Corucia zebrata also known as the Prehensile Tailed Skink or Monkey Tailed Skink. The Prehensile Tailed Skink is the largest known species of skink in the world, measuring in at over 24+ inches, with many attaining sizes over 30 inches. The species is endemic to the rainforests of the Solomon Islands in the South Pacific and is often found high in the deep tree canopies. While once common in the pet trade, they have not been exported from the Solomon Islands since the early 1990's. This coupled with their low reproduction rate has made this species increasingly difficult to find in captivity and the few that are offered usually command high prices, in excess of $1000. This is one of the few species of reptile that thrive living in communal groups. Newborn skinks will also be raised within this circulus until they reach adulthood when they will go off to form their own family group. This skink is also one of the few in its species that is strictly herbivorous, often consuming the Pothos plant. Its tail is fully prehensile, often wrapping around branches or the handlers arm, to aid it in climbing. In captivity, this species requires a large arboreal style enclosure, 4'L x 2'W x 4'H usually recommended as the minimum size, with temperatures in the mid 80's, humidity at 70% and up, and plenty of climbing branches and foliage.

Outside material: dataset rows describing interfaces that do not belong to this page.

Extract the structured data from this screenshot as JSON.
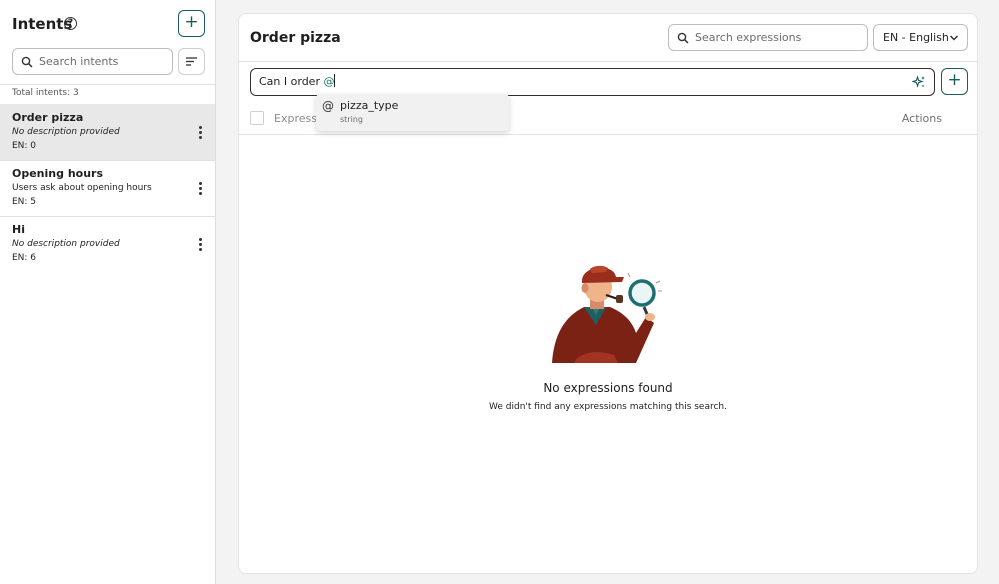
{
  "sidebar": {
    "title": "Intents",
    "search_placeholder": "Search intents",
    "total_label": "Total intents: 3",
    "items": [
      {
        "name": "Order pizza",
        "description": "No description provided",
        "count": "EN: 0",
        "active": true
      },
      {
        "name": "Opening hours",
        "description": "Users ask about opening hours",
        "count": "EN: 5",
        "active": false
      },
      {
        "name": "Hi",
        "description": "No description provided",
        "count": "EN: 6",
        "active": false
      }
    ]
  },
  "main": {
    "title": "Order pizza",
    "search_placeholder": "Search expressions",
    "language": "EN - English",
    "expression_text": "Can I order ",
    "expression_at": "@",
    "table": {
      "col_expression": "Expressions",
      "col_actions": "Actions"
    },
    "autocomplete": {
      "symbol": "@",
      "name": "pizza_type",
      "type": "string"
    },
    "empty": {
      "title": "No expressions found",
      "subtitle": "We didn't find any expressions matching this search."
    }
  },
  "colors": {
    "accent": "#1b5a5e",
    "active_row": "#e8e8e8"
  }
}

Re: Other species of skink

Posted: Sun Nov 18, 2018 5:30 pm
by mb606587
Tribolonotus novaeguineae, commonly known as the White Eyed Crocodile Skink, spiny skink, and helmet skink. Closely related but not to be confused with the more popular Red Eyed Crocodile Skink (Tribolonotus gracilis). Both species are becoming more popular and common in captivity since being introduced to the pet trade in the 1990's. They are commonly found in the same ranges as some species of Blue Tongue Skinks in Irian Jaya and Papua New Guinea. They are seldomly seen as they prefer to hide under forest debris and in soil near water. They frequently will submerge in shallow puddles and other bodies of water and being crepuscular, are most active at dawn and dusk. They notably thrive at much cooler temperatures, and prefer a range of 73 to 81 degrees during the day with humidity levels above 70%. Primarily insectivores, these guys max out at about
10 centimeters and are noted for being one of the few reptiles capable of vocalizing when in distress. Here is a link showing this vocalization:

Re: Other species of skink

Posted: Sat Dec 01, 2018 3:40 am
by kingofnobbys
Fluffy , my female eastern water skink